Page and application data records

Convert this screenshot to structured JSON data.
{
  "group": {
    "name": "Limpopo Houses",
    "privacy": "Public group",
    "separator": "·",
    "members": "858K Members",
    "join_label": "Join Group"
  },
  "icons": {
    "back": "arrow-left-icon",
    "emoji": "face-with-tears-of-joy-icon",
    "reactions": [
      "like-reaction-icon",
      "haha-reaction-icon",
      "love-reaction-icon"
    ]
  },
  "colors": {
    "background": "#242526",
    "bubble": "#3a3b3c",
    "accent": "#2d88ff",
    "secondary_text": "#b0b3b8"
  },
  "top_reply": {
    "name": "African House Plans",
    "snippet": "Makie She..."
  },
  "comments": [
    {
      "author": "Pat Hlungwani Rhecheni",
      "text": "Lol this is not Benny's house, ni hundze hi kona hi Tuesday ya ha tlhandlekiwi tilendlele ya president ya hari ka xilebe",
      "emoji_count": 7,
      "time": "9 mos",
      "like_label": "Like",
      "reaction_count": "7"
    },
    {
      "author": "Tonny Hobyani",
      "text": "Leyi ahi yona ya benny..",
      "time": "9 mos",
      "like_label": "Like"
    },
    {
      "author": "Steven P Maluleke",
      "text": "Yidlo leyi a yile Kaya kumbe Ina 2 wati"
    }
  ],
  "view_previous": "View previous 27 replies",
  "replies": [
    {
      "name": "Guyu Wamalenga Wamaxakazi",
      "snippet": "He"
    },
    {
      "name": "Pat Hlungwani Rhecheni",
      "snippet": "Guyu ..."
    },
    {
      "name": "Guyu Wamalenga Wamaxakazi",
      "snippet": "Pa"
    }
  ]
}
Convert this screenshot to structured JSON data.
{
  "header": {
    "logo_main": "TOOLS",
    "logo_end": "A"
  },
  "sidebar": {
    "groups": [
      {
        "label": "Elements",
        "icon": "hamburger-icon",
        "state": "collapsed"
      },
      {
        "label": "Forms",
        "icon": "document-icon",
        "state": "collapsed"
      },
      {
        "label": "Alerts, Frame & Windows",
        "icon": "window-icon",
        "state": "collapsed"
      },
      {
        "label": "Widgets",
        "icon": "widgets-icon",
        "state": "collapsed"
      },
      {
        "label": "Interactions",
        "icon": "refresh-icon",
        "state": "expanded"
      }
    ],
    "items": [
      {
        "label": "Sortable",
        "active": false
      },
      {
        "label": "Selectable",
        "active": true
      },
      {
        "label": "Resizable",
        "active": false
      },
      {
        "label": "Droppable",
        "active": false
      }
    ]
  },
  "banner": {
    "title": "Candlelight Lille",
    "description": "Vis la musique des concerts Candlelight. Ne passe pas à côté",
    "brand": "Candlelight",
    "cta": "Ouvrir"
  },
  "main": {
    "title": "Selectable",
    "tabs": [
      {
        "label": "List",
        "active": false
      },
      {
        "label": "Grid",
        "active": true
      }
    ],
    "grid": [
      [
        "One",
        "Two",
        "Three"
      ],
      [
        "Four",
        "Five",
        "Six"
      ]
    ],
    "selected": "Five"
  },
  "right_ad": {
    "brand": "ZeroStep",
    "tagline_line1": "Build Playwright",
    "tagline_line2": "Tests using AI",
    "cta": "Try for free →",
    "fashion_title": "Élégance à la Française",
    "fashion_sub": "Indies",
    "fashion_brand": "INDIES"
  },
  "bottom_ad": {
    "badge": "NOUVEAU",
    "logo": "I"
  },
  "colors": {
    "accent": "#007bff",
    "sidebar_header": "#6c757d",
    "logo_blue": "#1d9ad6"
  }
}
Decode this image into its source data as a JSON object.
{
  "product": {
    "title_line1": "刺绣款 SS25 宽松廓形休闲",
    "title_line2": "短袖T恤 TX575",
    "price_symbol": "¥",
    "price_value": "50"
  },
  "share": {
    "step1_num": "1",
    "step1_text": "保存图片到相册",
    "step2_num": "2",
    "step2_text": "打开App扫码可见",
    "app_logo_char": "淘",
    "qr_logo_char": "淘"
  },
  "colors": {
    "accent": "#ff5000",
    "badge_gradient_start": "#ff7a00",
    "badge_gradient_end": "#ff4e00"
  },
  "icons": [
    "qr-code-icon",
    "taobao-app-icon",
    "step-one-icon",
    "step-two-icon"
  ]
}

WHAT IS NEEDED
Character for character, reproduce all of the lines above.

ANSWER
Convert this screenshot to structured JSON data.
{
  "group": {
    "name": "Limpopo Houses",
    "privacy": "Public group",
    "separator": "·",
    "members": "858K Members",
    "join_label": "Join Group"
  },
  "icons": {
    "back": "arrow-left-icon",
    "emoji": "face-with-tears-of-joy-icon",
    "reactions": [
      "like-reaction-icon",
      "haha-reaction-icon",
      "love-reaction-icon"
    ]
  },
  "colors": {
    "background": "#242526",
    "bubble": "#3a3b3c",
    "accent": "#2d88ff",
    "secondary_text": "#b0b3b8"
  },
  "top_reply": {
    "name": "African House Plans",
    "snippet": "Makie She..."
  },
  "comments": [
    {
      "author": "Pat Hlungwani Rhecheni",
      "text": "Lol this is not Benny's house, ni hundze hi kona hi Tuesday ya ha tlhandlekiwi tilendlele ya president ya hari ka xilebe",
      "emoji_count": 7,
      "time": "9 mos",
      "like_label": "Like",
      "reaction_count": "7"
    },
    {
      "author": "Tonny Hobyani",
      "text": "Leyi ahi yona ya benny..",
      "time": "9 mos",
      "like_label": "Like"
    },
    {
      "author": "Steven P Maluleke",
      "text": "Yidlo leyi a yile Kaya kumbe Ina 2 wati"
    }
  ],
  "view_previous": "View previous 27 replies",
  "replies": [
    {
      "name": "Guyu Wamalenga Wamaxakazi",
      "snippet": "He"
    },
    {
      "name": "Pat Hlungwani Rhecheni",
      "snippet": "Guyu ..."
    },
    {
      "name": "Guyu Wamalenga Wamaxakazi",
      "snippet": "Pa"
    }
  ]
}
Convert this screenshot to structured JSON data.
{
  "header": {
    "logo_main": "TOOLS",
    "logo_end": "A"
  },
  "sidebar": {
    "groups": [
      {
        "label": "Elements",
        "icon": "hamburger-icon",
        "state": "collapsed"
      },
      {
        "label": "Forms",
        "icon": "document-icon",
        "state": "collapsed"
      },
      {
        "label": "Alerts, Frame & Windows",
        "icon": "window-icon",
        "state": "collapsed"
      },
      {
        "label": "Widgets",
        "icon": "widgets-icon",
        "state": "collapsed"
      },
      {
        "label": "Interactions",
        "icon": "refresh-icon",
        "state": "expanded"
      }
    ],
    "items": [
      {
        "label": "Sortable",
        "active": false
      },
      {
        "label": "Selectable",
        "active": true
      },
      {
        "label": "Resizable",
        "active": false
      },
      {
        "label": "Droppable",
        "active": false
      }
    ]
  },
  "banner": {
    "title": "Candlelight Lille",
    "description": "Vis la musique des concerts Candlelight. Ne passe pas à côté",
    "brand": "Candlelight",
    "cta": "Ouvrir"
  },
  "main": {
    "title": "Selectable",
    "tabs": [
      {
        "label": "List",
        "active": false
      },
      {
        "label": "Grid",
        "active": true
      }
    ],
    "grid": [
      [
        "One",
        "Two",
        "Three"
      ],
      [
        "Four",
        "Five",
        "Six"
      ]
    ],
    "selected": "Five"
  },
  "right_ad": {
    "brand": "ZeroStep",
    "tagline_line1": "Build Playwright",
    "tagline_line2": "Tests using AI",
    "cta": "Try for free →",
    "fashion_title": "Élégance à la Française",
    "fashion_sub": "Indies",
    "fashion_brand": "INDIES"
  },
  "bottom_ad": {
    "badge": "NOUVEAU",
    "logo": "I"
  },
  "colors": {
    "accent": "#007bff",
    "sidebar_header": "#6c757d",
    "logo_blue": "#1d9ad6"
  }
}
Decode this image into its source data as a JSON object.
{
  "product": {
    "title_line1": "刺绣款 SS25 宽松廓形休闲",
    "title_line2": "短袖T恤 TX575",
    "price_symbol": "¥",
    "price_value": "50"
  },
  "share": {
    "step1_num": "1",
    "step1_text": "保存图片到相册",
    "step2_num": "2",
    "step2_text": "打开App扫码可见",
    "app_logo_char": "淘",
    "qr_logo_char": "淘"
  },
  "colors": {
    "accent": "#ff5000",
    "badge_gradient_start": "#ff7a00",
    "badge_gradient_end": "#ff4e00"
  },
  "icons": [
    "qr-code-icon",
    "taobao-app-icon",
    "step-one-icon",
    "step-two-icon"
  ]
}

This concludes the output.